**The task**
Go over the material below and report every line that contains the word "Buyer".

:::::

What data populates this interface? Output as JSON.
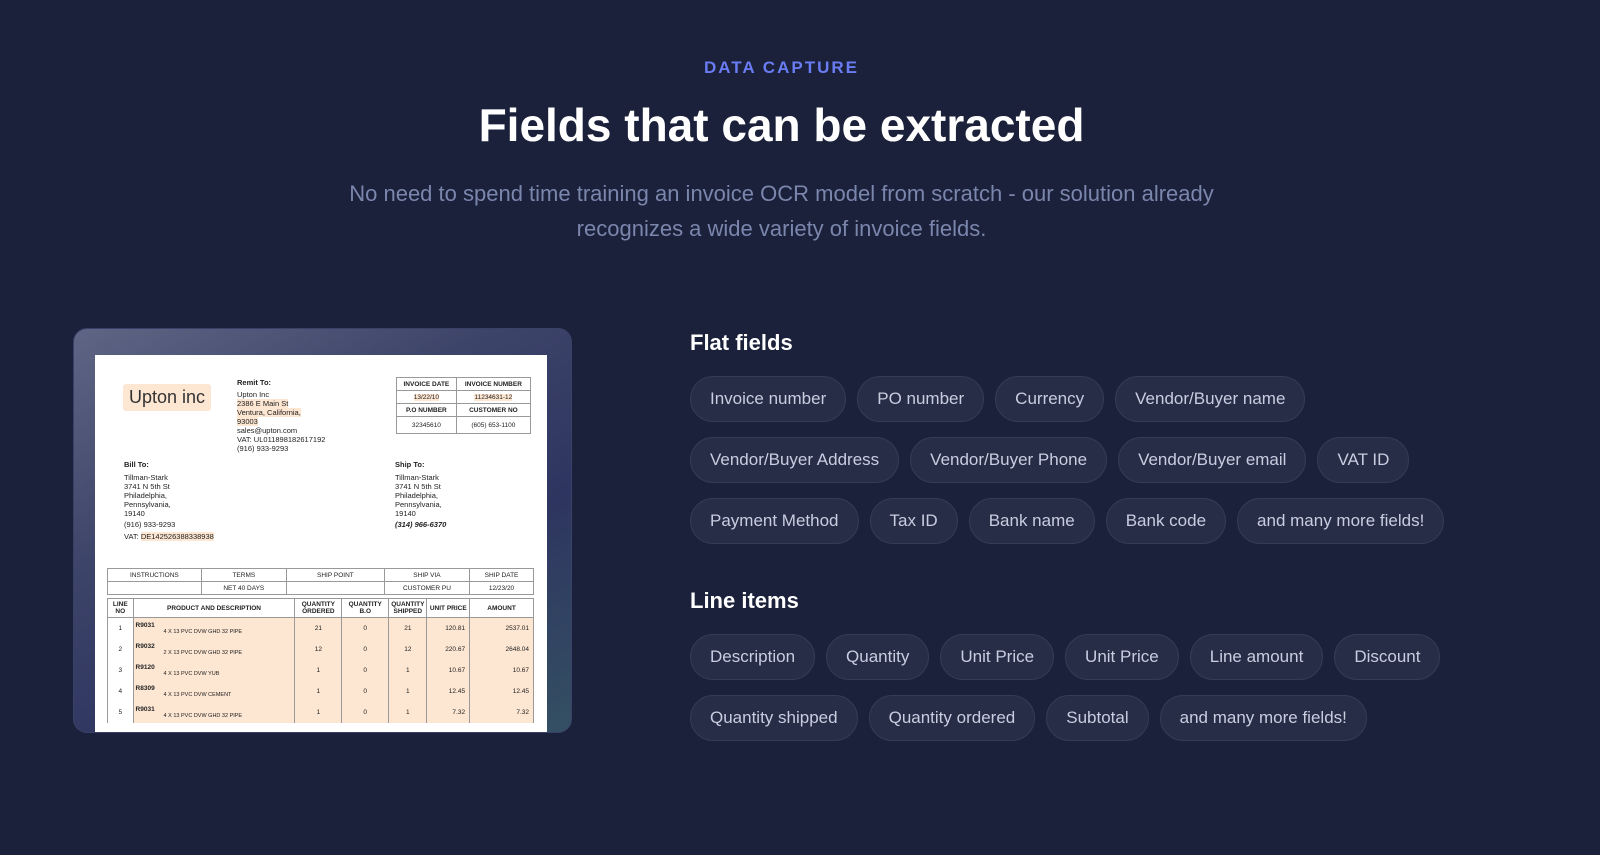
{
  "header": {
    "eyebrow": "DATA CAPTURE",
    "title": "Fields that can be extracted",
    "subtitle": "No need to spend time training an invoice OCR model from scratch - our solution already recognizes a wide variety of invoice fields."
  },
  "invoice": {
    "company_logo": "Upton inc",
    "remit_to_label": "Remit To:",
    "remit_lines": [
      "Upton Inc",
      "2386 E Main St",
      "Ventura, California,",
      "93003",
      "sales@upton.com",
      "VAT: UL011898182617192",
      "(916) 933-9293"
    ],
    "invoice_date_label": "INVOICE DATE",
    "invoice_date": "13/22/10",
    "invoice_number_label": "INVOICE NUMBER",
    "invoice_number": "11234631-12",
    "po_number_label": "P.O NUMBER",
    "po_number": "32345610",
    "customer_no_label": "CUSTOMER NO",
    "customer_no": "(605) 653-1100",
    "bill_to_label": "Bill To:",
    "bill_lines": [
      "Tillman-Stark",
      "3741 N 5th St",
      "Philadelphia,",
      "Pennsylvania,",
      "19140",
      "(916) 933-9293"
    ],
    "bill_vat_prefix": "VAT:",
    "bill_vat": "DE142526388338938",
    "ship_to_label": "Ship To:",
    "ship_lines": [
      "Tillman-Stark",
      "3741 N 5th St",
      "Philadelphia,",
      "Pennsylvania,",
      "19140"
    ],
    "ship_phone": "(314) 966-6370",
    "terms_headers": [
      "INSTRUCTIONS",
      "TERMS",
      "SHIP POINT",
      "SHIP VIA",
      "SHIP DATE"
    ],
    "terms_values": [
      "",
      "NET 40 DAYS",
      "",
      "CUSTOMER PU",
      "12/23/20"
    ],
    "line_headers": [
      "LINE NO",
      "PRODUCT AND DESCRIPTION",
      "QUANTITY ORDERED",
      "QUANTITY B.O",
      "QUANTITY SHIPPED",
      "UNIT PRICE",
      "AMOUNT"
    ],
    "lines": [
      {
        "no": "1",
        "code": "R9031",
        "desc": "4 X 13 PVC DVW GHD 32 PIPE",
        "ordered": "21",
        "bo": "0",
        "shipped": "21",
        "price": "120.81",
        "amount": "2537.01"
      },
      {
        "no": "2",
        "code": "R9032",
        "desc": "2 X 13 PVC DVW GHD 32 PIPE",
        "ordered": "12",
        "bo": "0",
        "shipped": "12",
        "price": "220.67",
        "amount": "2648.04"
      },
      {
        "no": "3",
        "code": "R9120",
        "desc": "4 X 13 PVC DVW YUB",
        "ordered": "1",
        "bo": "0",
        "shipped": "1",
        "price": "10.67",
        "amount": "10.67"
      },
      {
        "no": "4",
        "code": "R8309",
        "desc": "4 X 13 PVC DVW CEMENT",
        "ordered": "1",
        "bo": "0",
        "shipped": "1",
        "price": "12.45",
        "amount": "12.45"
      },
      {
        "no": "5",
        "code": "R9031",
        "desc": "4 X 13 PVC DVW GHD 32 PIPE",
        "ordered": "1",
        "bo": "0",
        "shipped": "1",
        "price": "7.32",
        "amount": "7.32"
      }
    ]
  },
  "flat_fields": {
    "title": "Flat fields",
    "chips": [
      "Invoice number",
      "PO number",
      "Currency",
      "Vendor/Buyer name",
      "Vendor/Buyer Address",
      "Vendor/Buyer Phone",
      "Vendor/Buyer email",
      "VAT ID",
      "Payment Method",
      "Tax ID",
      "Bank name",
      "Bank code",
      "and many more fields!"
    ]
  },
  "line_items": {
    "title": "Line items",
    "chips": [
      "Description",
      "Quantity",
      "Unit Price",
      "Unit Price",
      "Line amount",
      "Discount",
      "Quantity shipped",
      "Quantity ordered",
      "Subtotal",
      "and many more fields!"
    ]
  }
}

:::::

**Problem solution**
      "Vendor/Buyer name",
      "Vendor/Buyer Address",
      "Vendor/Buyer Phone",
      "Vendor/Buyer email",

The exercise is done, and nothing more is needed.